  • Well padded shoe orthotics should be worn for arch support. This decreases direct pressure over the navicular.
  • Strength and conditioning exercises for the fibularis and posterior tibialis muscles.
  • Strengthening of the intrinsic foot muscles and the lateral rotators of the pelvis.[7]
  • Activity modification in the initial stages, such as limiting or stopping any strenuous activities which may cause the accessory navicular bone to become symptomatic.[7]
  • Gait re-training and stability exercises.

Some examples of functional posterior tibialis strengthening:

Clinical Bottom Line[edit | edit source]

A type I accessory navicular is rarely symptomatic. Where symptoms do appear, type I usually responds well to conservative management. Patients with Type II have an increased risk of injury and onset is usually insidious or as a result of trauma. It fails to respond to conservative treatment when severe and fusion of the accessory navicular to the navicular may successfully relieve pain without disrupting the tibialis posterior tendon insertion.[15] With Type III, excising the accessory navicular is indicated over excising the navicular prominence.[7]

References[edit | edit source]

  1. Raymond T., Morrissy and Stuart L.Weinstein .Lovell, Winter’s Padiatric Orthopaedics.

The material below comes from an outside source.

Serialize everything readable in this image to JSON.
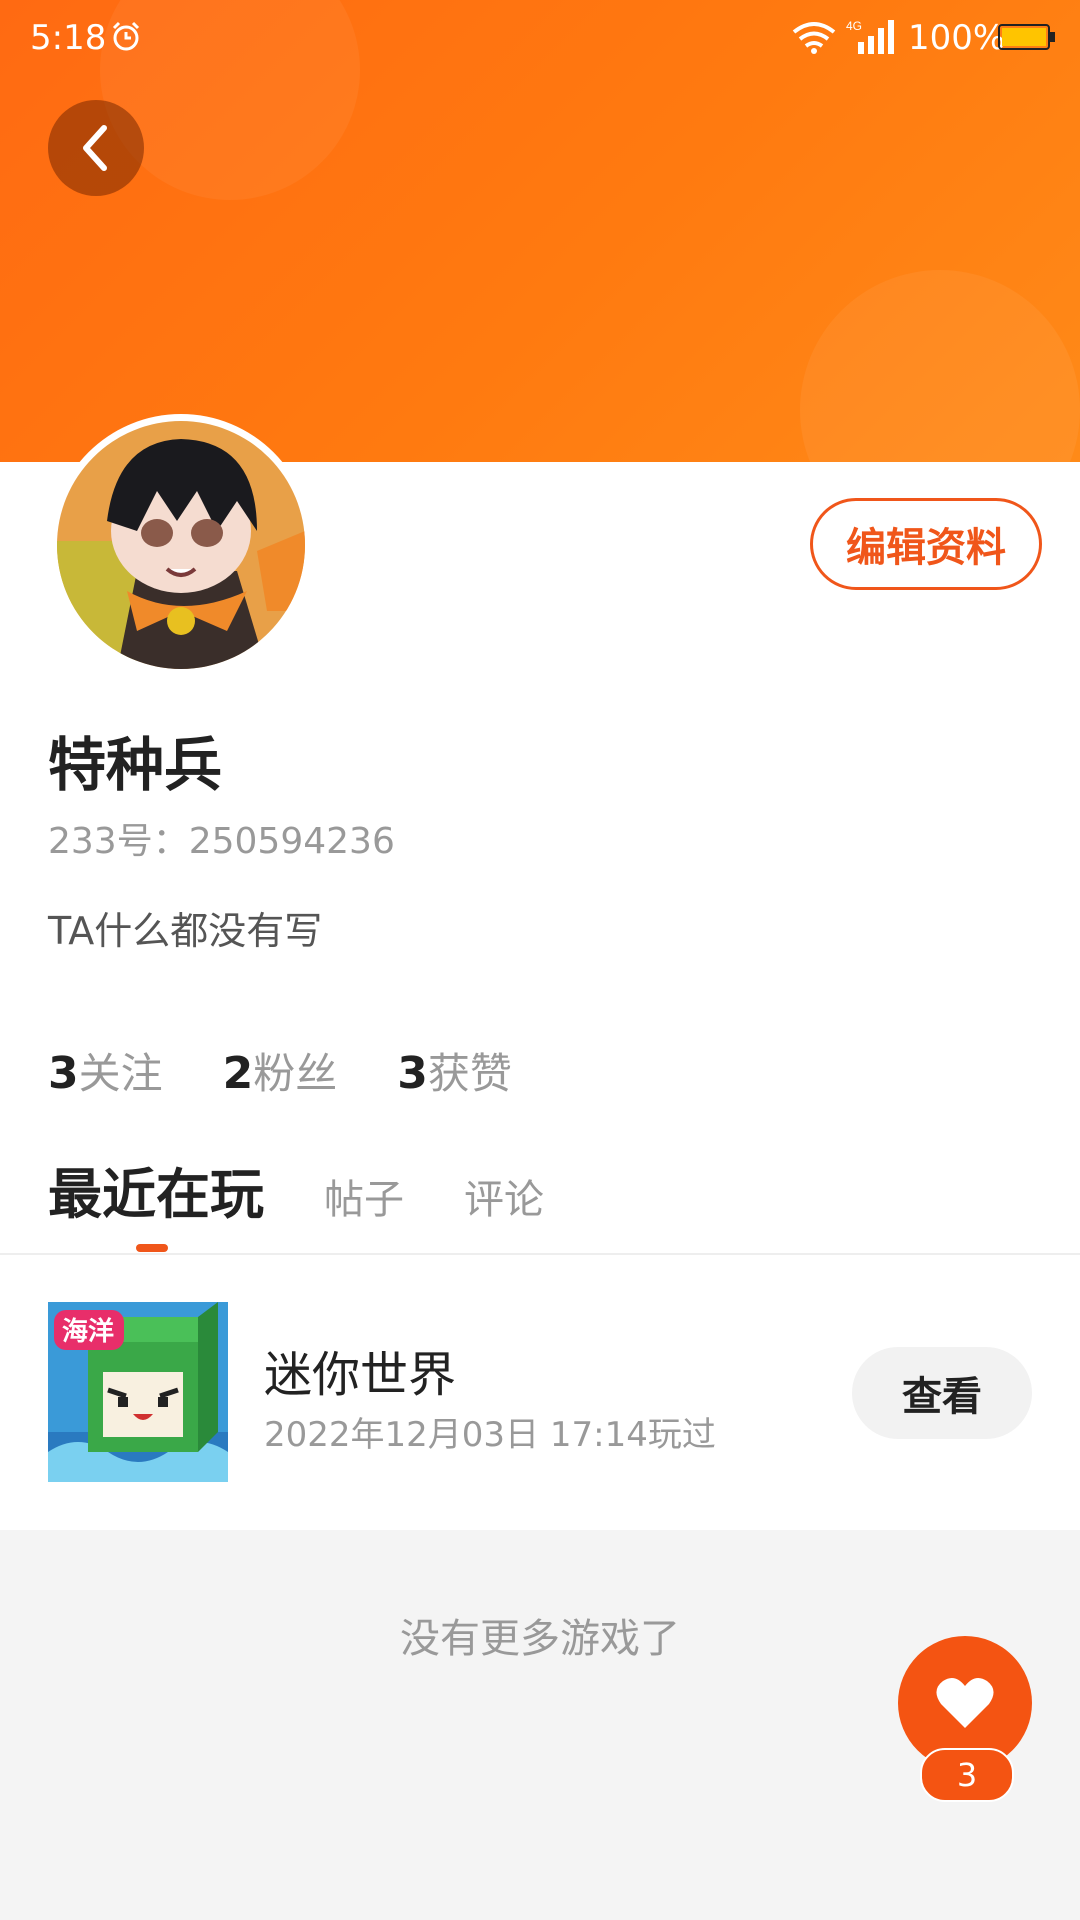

United States: Lippincot William’s Wilkin Publication, 2005.
  2. 2.0 2.1 2.2 2.3 2.4 Radiopedia Accessory navicular Available: (accessed 8.6.2022)
  3. Golano P., ‘The anatomy of the navicular and periarticular structures.’ Foot Ankle Clinics, 2004, March, vol. 9, p. 1-23.
  4. 4.0 4.1 Kiter E., Erdan N., Karatosun V., Gunall I., ‘Tibialis posterior tendon abnormalities in feet with accessory navicular bone and flatfoot’. Acta orthopaedica Scandinavia, 1999, December, vol. 70, p. 618-621
  5. 5.0 5.1 5.2 Kulkarni. G.S. Textbook of orthopedics and trauma.India: Jaypee Brother Publication, 1999
  6. 6.0 6.1 6.2 6.3 Kidner FC. The prehallux (accessory scaphoid) in its relation to flat-foot. J Bone Joint Surg 1929 : II : 831
  7. 7.0 7.1 7.2 7.3 7.4 7.5 A. Bernaerts, F.M. Vanhoenacker, S. Van de Perre, A.M. De Schepper, P.M. Parizel1 Accessory navicular bone: Not Such a normal variant. JBR–BTR, 2004, 87 (5) page 250-252
  8. Prichausuk S, Sinphurmsukskul O: Kinder Procedure for symptomatic accessory navicular and its relation to pes planus, Foot Ankle 16:500,1995
  9. 9.0 9.1 Kidner FC. Pre-hallux in relation to flatfoot. JAMA 1933; 101: 1539-42.
  10. Kulkarni. G.S. Textbook of orthopedics and trauma.India: Jaypee Brother Publication, 1999.</ref><ref name="p7">Kidner FC. The prehallux (accessory scaphoid) in its relation to flat-foot. J Bone Joint Surg 1929 : II : 831
  11. ShaychiITA. Tibialis Posterior Basic Strengthening. Available from: [last accessed 24/11/12]
  12. ShaychiITA. Tibialis Posterior Basic Multiplanar Strengthening. Available from: [last accessed 01/12/12]
  13. ShaychiITA. Tibialis Posterior Functional Strengthening: Full Body Weight Maintaining Supination. Available from:[last accessed 01/12/12]|}
  14. ShaychiITA. Tibialis Posterior Functional Strengthening: Maintain Arch with Compass Squats. Available from:[last accessed 24/11/12]|}
  15. Shands AR Jr, Wentz IJ. Congenital anomalies, accessory bones and osteochondritis in the feet of 850 children. Surg.Clin.North Am 1953:97:1643-1666